Component data from apps and pages
____

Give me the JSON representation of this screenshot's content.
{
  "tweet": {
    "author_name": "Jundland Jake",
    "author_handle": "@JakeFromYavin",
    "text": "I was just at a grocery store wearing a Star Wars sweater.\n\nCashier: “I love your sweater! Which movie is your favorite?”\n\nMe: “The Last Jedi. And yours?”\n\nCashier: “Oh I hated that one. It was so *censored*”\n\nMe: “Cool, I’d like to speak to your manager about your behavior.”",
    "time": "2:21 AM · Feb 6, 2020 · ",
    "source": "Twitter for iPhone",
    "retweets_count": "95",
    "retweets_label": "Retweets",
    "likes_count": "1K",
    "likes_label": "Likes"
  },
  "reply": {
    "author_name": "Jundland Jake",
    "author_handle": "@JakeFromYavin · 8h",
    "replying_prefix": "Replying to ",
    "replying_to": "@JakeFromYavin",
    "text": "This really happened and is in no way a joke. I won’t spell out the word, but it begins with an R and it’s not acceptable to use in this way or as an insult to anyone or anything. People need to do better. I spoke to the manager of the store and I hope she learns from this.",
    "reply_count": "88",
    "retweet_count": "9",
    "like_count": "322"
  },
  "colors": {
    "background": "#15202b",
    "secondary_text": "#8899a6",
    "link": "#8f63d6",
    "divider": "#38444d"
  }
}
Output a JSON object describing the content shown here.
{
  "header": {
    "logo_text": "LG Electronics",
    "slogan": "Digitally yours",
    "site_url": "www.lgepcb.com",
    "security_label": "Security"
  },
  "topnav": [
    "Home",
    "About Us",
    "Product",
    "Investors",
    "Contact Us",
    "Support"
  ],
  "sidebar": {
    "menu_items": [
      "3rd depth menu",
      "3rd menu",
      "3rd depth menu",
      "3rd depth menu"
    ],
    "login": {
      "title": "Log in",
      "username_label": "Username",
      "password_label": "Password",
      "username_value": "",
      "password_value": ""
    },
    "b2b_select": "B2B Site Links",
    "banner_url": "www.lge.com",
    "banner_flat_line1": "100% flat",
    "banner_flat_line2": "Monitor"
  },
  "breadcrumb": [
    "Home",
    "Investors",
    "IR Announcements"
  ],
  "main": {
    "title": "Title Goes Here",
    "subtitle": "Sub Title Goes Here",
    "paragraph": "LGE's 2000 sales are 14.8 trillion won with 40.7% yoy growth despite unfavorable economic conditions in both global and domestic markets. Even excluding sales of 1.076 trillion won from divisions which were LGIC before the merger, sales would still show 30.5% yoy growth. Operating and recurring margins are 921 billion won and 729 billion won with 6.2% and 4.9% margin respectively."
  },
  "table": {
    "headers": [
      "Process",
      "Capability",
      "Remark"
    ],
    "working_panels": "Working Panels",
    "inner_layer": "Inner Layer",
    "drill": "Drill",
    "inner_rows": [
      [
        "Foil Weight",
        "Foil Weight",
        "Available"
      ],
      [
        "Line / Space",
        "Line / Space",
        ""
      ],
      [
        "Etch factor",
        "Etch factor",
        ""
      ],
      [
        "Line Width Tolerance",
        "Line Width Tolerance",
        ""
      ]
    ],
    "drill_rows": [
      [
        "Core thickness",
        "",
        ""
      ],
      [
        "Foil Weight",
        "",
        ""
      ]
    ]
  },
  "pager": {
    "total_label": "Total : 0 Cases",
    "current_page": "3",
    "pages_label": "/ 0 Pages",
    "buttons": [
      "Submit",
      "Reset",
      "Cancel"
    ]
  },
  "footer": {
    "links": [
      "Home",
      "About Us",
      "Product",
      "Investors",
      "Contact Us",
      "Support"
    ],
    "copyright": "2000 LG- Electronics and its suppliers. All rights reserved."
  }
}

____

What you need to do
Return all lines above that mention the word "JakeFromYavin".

Response
    "author_handle": "@JakeFromYavin",
    "author_handle": "@JakeFromYavin · 8h",
    "replying_to": "@JakeFromYavin",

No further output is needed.